Some things I didn’t have, but that would be helpful for those that do
A 24-hour gym. Our local gym doesn’t open until 5:30am, which to any other normal human is plenty early. But when your ‘easy’ baby wakes up at 6am and your other one will likely be waking up earlier than that, 5:30 does not give you enough time. Gym-time flexibility would have been great.
A treadmill at home. Who needs to belong to a 24-hour gym when you have your own in-home equipment? I know I would have used one of these lovely contraptions a lot in the beginning. But there is no way we are squeezing one through our 1960s Dutch colonial’s small front doorframe, much less into any of our overstuffed rooms. If you are lucky enough to have one, use it!
Flexible work schedule. Running during lunch or any other time of the day when your baby is in daycare is a great option. It just never was one that worked for my schedule, since my days were almost exclusively spent in court or with clients.
Finally, it goes without saying that “this, too, shall pass.” In other words, in just as many months since his birth, he will change immensely. He will start sleeping through the night. You will stop nursing. Your morning routine will slowly morph into something that can accommodate a less-crazy schedule. But I am a sound believer that establishing and asserting your need for these daily runs is just as important (almost more important) when they are infants. Your child will grow up with memories of their determined, hot, sweaty mother coming home from her runs tired but happy. You are planting a seed; you are telling them that I need this, I love this, and one day you will, too.

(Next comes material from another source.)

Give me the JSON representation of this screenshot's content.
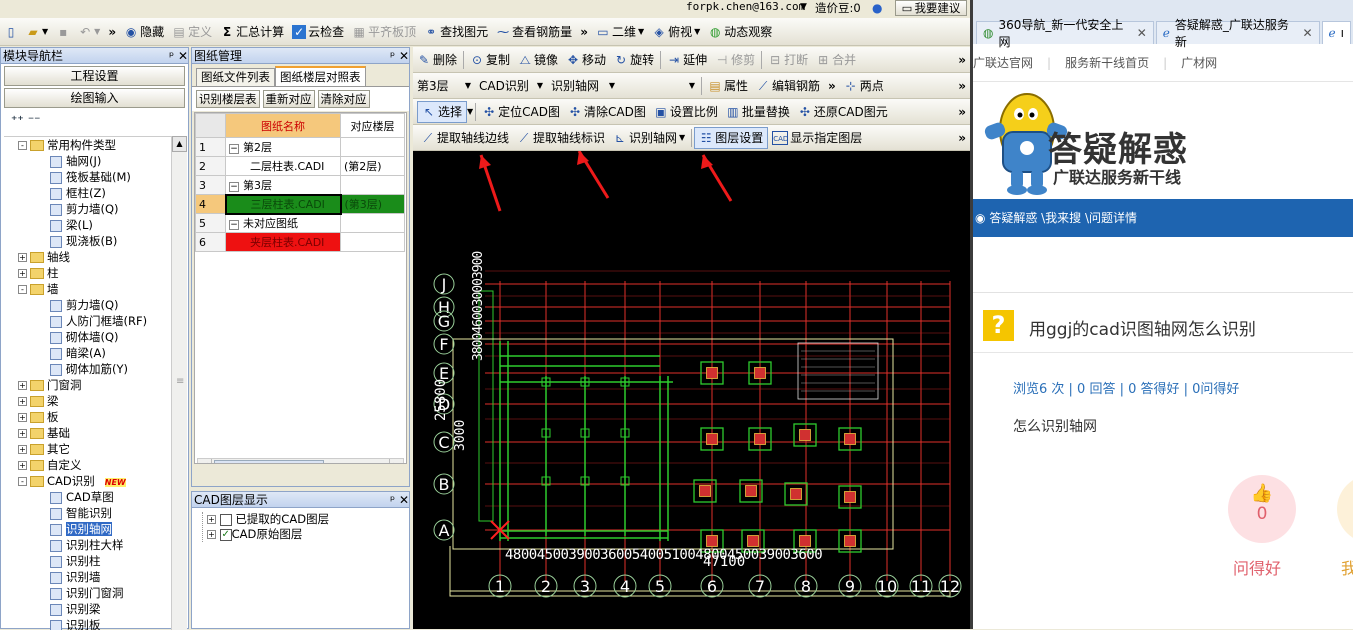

That was quite a dissertation and the sad thing is, I know I will think of 10 things I forgot to say; and very likely on a morning run. In any event, I hope this helps, Cyndi!
Happy Sunday, everyone!